3. Synandrous Stamens: When the filaments of all the stamens and filaments are linked in a flower, this is referred to as “Synandrous Stamens.” Members of the Cucurbitaceae family, for example. (Cucumis).
III. Stamen length
Stamens often reach varied lengths, resulting in the following conditions:
1. Didynamous: In a flower, if there are four stamens, two of which are long and two of which are short, the flower is said to be didynamous.
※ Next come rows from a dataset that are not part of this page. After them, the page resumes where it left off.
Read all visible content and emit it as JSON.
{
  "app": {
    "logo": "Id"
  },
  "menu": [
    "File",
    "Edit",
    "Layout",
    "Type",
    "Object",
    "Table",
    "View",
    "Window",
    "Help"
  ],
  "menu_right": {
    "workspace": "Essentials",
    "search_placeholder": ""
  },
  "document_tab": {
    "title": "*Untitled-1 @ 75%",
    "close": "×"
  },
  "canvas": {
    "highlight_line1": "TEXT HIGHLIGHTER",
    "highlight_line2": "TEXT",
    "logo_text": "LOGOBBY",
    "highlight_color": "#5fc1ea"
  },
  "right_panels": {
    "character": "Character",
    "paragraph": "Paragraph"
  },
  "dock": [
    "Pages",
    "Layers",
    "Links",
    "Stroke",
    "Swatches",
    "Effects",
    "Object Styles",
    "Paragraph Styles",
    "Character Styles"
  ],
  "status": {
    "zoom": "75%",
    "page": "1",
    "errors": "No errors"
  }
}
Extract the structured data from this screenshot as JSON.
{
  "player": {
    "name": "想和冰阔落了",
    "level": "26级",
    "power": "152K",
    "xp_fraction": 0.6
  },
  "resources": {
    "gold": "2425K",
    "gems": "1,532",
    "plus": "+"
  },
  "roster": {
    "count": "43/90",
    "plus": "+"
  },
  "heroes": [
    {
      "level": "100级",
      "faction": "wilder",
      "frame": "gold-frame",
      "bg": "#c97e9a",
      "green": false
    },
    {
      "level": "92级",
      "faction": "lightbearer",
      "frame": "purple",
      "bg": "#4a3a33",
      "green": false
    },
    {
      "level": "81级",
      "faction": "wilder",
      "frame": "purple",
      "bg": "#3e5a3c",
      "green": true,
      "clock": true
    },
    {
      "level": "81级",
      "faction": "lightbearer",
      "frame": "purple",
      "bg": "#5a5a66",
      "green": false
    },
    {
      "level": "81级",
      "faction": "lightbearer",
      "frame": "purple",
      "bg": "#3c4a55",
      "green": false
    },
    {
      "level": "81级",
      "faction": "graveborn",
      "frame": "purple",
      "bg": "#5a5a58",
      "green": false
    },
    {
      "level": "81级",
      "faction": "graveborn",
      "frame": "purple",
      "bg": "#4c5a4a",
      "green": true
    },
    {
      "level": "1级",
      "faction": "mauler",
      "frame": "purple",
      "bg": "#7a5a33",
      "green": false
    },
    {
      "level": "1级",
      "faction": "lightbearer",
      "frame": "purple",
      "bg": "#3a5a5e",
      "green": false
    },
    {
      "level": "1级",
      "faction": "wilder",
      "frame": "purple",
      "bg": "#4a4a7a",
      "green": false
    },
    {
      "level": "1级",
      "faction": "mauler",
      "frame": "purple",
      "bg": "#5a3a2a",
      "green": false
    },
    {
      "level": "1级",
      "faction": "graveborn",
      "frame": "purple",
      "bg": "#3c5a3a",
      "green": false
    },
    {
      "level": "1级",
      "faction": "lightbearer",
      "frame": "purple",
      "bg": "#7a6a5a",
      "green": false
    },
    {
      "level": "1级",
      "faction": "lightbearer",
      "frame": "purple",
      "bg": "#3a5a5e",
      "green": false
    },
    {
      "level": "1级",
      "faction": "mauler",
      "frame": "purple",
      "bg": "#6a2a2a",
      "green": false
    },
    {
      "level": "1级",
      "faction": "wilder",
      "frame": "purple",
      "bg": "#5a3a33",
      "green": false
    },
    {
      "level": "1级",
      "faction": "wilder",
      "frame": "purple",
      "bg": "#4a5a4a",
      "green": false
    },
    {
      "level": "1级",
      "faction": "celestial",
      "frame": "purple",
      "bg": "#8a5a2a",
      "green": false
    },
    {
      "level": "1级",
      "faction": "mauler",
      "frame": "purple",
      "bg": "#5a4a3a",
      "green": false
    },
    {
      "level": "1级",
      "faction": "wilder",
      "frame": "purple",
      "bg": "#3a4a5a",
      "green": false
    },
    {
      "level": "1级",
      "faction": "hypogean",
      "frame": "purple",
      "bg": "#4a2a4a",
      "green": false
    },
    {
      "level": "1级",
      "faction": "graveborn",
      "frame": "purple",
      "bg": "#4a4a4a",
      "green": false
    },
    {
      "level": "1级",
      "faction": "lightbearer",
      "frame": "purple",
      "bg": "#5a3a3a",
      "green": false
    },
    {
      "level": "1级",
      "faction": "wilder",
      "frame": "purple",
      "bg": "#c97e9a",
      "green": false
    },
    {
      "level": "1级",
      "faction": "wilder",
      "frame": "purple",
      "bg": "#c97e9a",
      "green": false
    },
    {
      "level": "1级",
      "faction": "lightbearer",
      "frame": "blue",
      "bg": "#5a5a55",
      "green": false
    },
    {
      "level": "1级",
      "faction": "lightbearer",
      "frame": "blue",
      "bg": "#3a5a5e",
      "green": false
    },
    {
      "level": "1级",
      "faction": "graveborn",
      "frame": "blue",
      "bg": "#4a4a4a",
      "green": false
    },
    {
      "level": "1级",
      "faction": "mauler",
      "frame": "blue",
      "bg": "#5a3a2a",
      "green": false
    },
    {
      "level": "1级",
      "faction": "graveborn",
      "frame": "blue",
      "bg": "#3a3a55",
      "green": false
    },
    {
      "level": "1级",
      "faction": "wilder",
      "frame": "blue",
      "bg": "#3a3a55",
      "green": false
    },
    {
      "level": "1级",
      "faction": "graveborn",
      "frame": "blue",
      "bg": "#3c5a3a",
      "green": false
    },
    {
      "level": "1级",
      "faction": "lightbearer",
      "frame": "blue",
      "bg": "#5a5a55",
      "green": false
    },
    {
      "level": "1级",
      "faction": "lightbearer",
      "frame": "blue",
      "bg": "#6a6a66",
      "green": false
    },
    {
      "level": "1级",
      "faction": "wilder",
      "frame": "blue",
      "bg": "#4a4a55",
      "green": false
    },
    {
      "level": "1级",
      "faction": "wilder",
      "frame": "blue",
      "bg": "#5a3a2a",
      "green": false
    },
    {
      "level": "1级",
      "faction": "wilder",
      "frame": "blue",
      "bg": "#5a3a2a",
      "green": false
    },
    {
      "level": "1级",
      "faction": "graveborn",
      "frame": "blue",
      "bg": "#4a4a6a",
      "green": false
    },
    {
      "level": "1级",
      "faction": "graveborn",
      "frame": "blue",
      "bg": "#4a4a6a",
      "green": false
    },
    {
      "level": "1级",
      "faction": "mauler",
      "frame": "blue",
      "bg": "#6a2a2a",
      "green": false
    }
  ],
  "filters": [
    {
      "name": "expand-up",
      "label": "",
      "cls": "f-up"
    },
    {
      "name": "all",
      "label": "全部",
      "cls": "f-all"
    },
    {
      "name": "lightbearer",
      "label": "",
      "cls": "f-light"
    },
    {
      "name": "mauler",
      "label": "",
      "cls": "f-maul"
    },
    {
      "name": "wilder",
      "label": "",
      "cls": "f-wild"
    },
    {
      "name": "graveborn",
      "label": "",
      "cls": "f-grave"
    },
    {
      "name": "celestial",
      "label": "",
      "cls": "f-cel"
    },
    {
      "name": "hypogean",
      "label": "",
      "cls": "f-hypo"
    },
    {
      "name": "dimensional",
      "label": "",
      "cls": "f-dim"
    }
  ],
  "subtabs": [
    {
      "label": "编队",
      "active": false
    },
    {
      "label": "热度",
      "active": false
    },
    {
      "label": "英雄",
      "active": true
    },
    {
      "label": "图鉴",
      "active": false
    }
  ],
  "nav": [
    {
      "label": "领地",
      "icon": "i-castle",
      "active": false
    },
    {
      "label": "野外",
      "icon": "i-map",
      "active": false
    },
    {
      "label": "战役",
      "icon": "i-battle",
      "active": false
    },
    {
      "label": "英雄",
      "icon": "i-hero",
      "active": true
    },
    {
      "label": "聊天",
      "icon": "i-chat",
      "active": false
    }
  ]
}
For example, Oscimum and Leucas.
2. Tetrandynamous: A flower with six stamens, four of which are long and two of which are short.
Mustard and radish are two examples.
1. Gynandrous: Stamens partially or completely merged with carpels.
2. Obdiplostemnous: two whorls of stamens. Petals alternate with the outer whorl.
PISTIL OR GYNOECIUM
The gynoecium is the female reproductive organ and the innermost whorl of a flower. It is built up of ‘Carpels’ or ‘Megasporophylls,’ which are small units. The ‘Ovary,’ a swelling basal region, a filamentous style, and the ‘Stigma,’ a knob-like terminal section, make up each capel. Ovules are tiny, spherical structures found on the ovary.
1. Stigma can be capitate (like a globose head), feathery (with hairy growth), or bifurcated (with two stigmas).
2. Gynobasic refers to a style that emerges from the ovary’s base. Stylopodium is a round disc that surrounds the style’s base.
3. In an ovary, the number of carpels varies. The monocarpellary ovary contains one carpel, the Bicarpellory ovary contains two carpels, the Tricarpellory ovary contains three carpels, Tetracarpellory ovary contains four carpels, Penta carpellary ovary contains five carpels, and Polycarpellory ovary contains more than five carpels.
4. Carpels that are separated from one another are referred to as ‘Apocarpus ovary.’ Michelia, for example.
5. The locules are the cavities in the ovary that house the ovules. The number of locules is frequently used to predict the number of carpels. Unilocular ovary has one locule, bilocular ovary has two locules, trilocular ovary has three locules, and so on.
6. The placenta is the soft tissue that lines the inside of the ovary.
8. Ovules are connected to the ventral edge. Pea, for example.
9. Basal, with ovules connected to the ovary’s base e,g Sunflower
10. Parietal, containing ovules connected to the ovary’s inner walls e,g Cucumis
11. Gynophore: Gynophore is a stalk-bearing gynoecium.
12. Gynandrophore: A Gynandrophore is a stalk that contains both Androecium and Gynoecium. Gynostegium: Gynostegium is a sheath that covers the gynoecium and anthers.
Gynophore is a stalk-bearing gynoecium. Gynandrophore is a stalk that contains both Androecium and Gynoecium. Gynostegium is a sheath that covers the gynoecium and anthers.
Ovary Apocarp and Syncarp
The number of carpels in an ovary in the female reproductive organ of the flower gynoecium is varied. The monocarpellary ovary includes one carpel; the Polycarpellory ovary contains more than five carpels. Apocarpous ovary: When carpels are separated from one another, they are referred to as “Apocarpus ovary.” Michelia, Syncarpus ovary’, for example, Ladies finger is an example of syncarpus ovary, which occurs when carpels are joined.